"In addition to this debt, GAMCEL's financial statements showed commercial debt totaling US$21 million for end-2018. Together (but mostly GAMCEL), their tax arrears make up over 50 percent of total SOE tax arrears and they are the only telecom companies with tax arrears." Despite all the debt, the report notes that Gamcel's network lags behind its private competitors.
According to another industry source:"Not much has happened with Gamtel. It's struggling and there's not much happiness among its staff". The Government has created the ECOWAN Open Access network which will operate national fibre on behalf of everybody. Local ISP Netpage was doing FTTH and the Ministry stopped it and paid back the investment it had made. But there is currently no sign of an investor or external operator.

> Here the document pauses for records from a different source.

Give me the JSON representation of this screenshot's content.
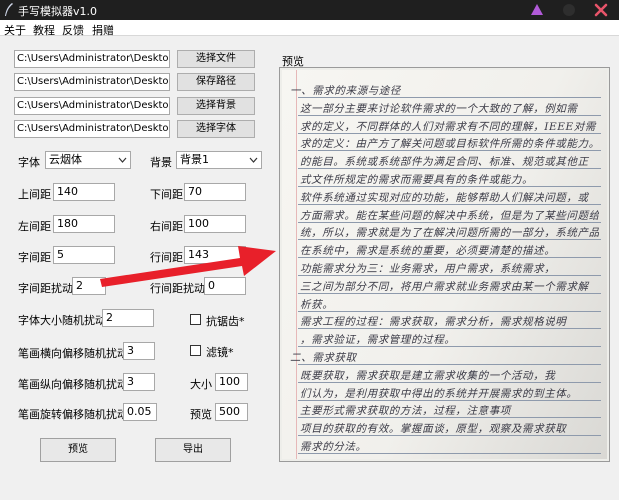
{
  "window": {
    "title": "手写模拟器v1.0"
  },
  "menu": [
    "关于",
    "教程",
    "反馈",
    "捐赠"
  ],
  "files": {
    "rows": [
      {
        "path": "C:\\Users\\Administrator\\Desktop\\我的",
        "button": "选择文件"
      },
      {
        "path": "C:\\Users\\Administrator\\Desktop",
        "button": "保存路径"
      },
      {
        "path": "C:\\Users\\Administrator\\Desktop\\【手",
        "button": "选择背景"
      },
      {
        "path": "C:\\Users\\Administrator\\Desktop\\【手",
        "button": "选择字体"
      }
    ]
  },
  "settings": {
    "font_label": "字体",
    "font_value": "云烟体",
    "bg_label": "背景",
    "bg_value": "背景1",
    "top_margin_label": "上间距",
    "top_margin": "140",
    "bottom_margin_label": "下间距",
    "bottom_margin": "70",
    "left_margin_label": "左间距",
    "left_margin": "180",
    "right_margin_label": "右间距",
    "right_margin": "100",
    "char_spacing_label": "字间距",
    "char_spacing": "5",
    "line_spacing_label": "行间距",
    "line_spacing": "143",
    "char_jitter_label": "字间距扰动",
    "char_jitter": "2",
    "line_jitter_label": "行间距扰动",
    "line_jitter": "0",
    "font_size_jitter_label": "字体大小随机扰动",
    "font_size_jitter": "2",
    "antialias_label": "抗锯齿*",
    "filter_label": "滤镜*",
    "stroke_h_label": "笔画横向偏移随机扰动",
    "stroke_h": "3",
    "stroke_v_label": "笔画纵向偏移随机扰动",
    "stroke_v": "3",
    "size_label": "大小",
    "size": "100",
    "stroke_rot_label": "笔画旋转偏移随机扰动",
    "stroke_rot": "0.05",
    "preview_label": "预览",
    "preview_value": "500"
  },
  "actions": {
    "preview": "预览",
    "export": "导出"
  },
  "preview": {
    "label": "预览",
    "lines": [
      "一、需求的来源与途径",
      "这一部分主要来讨论软件需求的一个大致的了解，例如需",
      "求的定义，不同群体的人们对需求有不同的理解，IEEE对需",
      "求的定义：由产方了解关问题或目标软件所需的条件或能力。",
      "的能目。系统或系统部件为满足合同、标准、规范或其他正",
      "式文件所规定的需求而需要具有的条件或能力。",
      "软件系统通过实现对应的功能，能够帮助人们解决问题，或",
      "方面需求。能在某些问题的解决中系统，但是为了某些问题给户系",
      "统，所以，需求就是为了在解决问题所需的一部分，系统产品",
      "在系统中，需求是系统的重要，必须要清楚的描述。",
      "功能需求分为三：业务需求，用户需求，系统需求，",
      "三之间为部分不同，将用户需求就业务需求由某一个需求解",
      "析获。",
      "需求工程的过程：需求获取，需求分析，需求规格说明",
      "，需求验证，需求管理的过程。",
      "二、需求获取",
      "既要获取，需求获取是建立需求收集的一个活动，我",
      "们认为，是利用获取中得出的系统并开展需求的到主体。",
      "主要形式需求获取的方法，过程，注意事项",
      "项目的获取的有效。掌握面谈，原型，观察及需求获取",
      "需求的分法。"
    ]
  }
}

In May 2020 a little known Egyptian company called Space Wide beat Huawei for a 35 million euros contract for billing and network expansion for Gamtel. Unconfirmed rumors are circulating that it will form a joint venture with Gamcel to turn things around as "it still only has a 3G network."
Both leading MNO Africell and local player QCell have 4G networks. The fourth player Comium is hanging on in there but has not had much money for capital investment. A couple of local ISPs have a few 4G base stations.
There are probably 700-800,000 smartphones in a country of 2 million and the actual figure may be nearer 1 million:"There are a lot of grey market phones." A lot of people are using Facebook and WhatsApp. Under Covid-19 restrictions, the forthcoming election campaign is being played out on social media:"The general population thinks that the MNOs give very poor service and the internet is very expensive."
Keith Joseph, CEO, Safaricom announced that it was one of the shortlisted companies for a mobile licence in Ethiopia. The Ethiopian regulator ECA denied bidders for new licences have been shortlisted.
According to the Namibian Economist, a significant Public Private Partnership (PPP) between Paratus Telecom and Telecom Namibia will fund the Namibian link to Google's new undersea cable between South Africa and Portugal. Another group that showed a keen interest to be involved in the project is Demshi Investment Holding who came on board as a private licensed operator investing in additional capacity.
French-owned wireless provider Orange DRC has signed a ten-year Network as a Service (NaaS) contract with Canadian vendor NuRAN to extend the cellco's coverage of rural areas of the Democratic Republic of Congo (DRC). Under the terms of the agreement, NuRAN will build and operate 2,000 towers over the next 40 months with a particular focus on rural communities with populations over 5,000. According to NuRAN, the towers will provide 2.75G connectivity to up to ten million people that were previously left unserved or underserved.
9mobile, has launched commercial 4G services in the city of llorin, the state capital of Kwara State in Western Nigeria.
CST, the incumbent provider of fixed, mobile and data services in Sao Tome and Principe, has expanded its fibre-optic network to the north of the country. Customers in the city of Neves and surrounding area will be able to benefit from broadband internet at maximum speeds of between 3Mbps and 200Mbps. Within the next few weeks, the fibre-to-the-home (FTTH) service will also reach the city of Angolares, completing a strategy to cover all district capitals. According to CEO of CST Jorge Frazao, more than 80% of the firm's fixed internet customers are served via fibre-optic connections.
MTN is selling its 20% shareholding in international wholesale operator BICS.
Senegalese regulator ARTP has fixed its spotlight on Expresso for service shortcomings and outstanding fees of USD12.9 million. Unless it addresses these issues, it may lose its licence.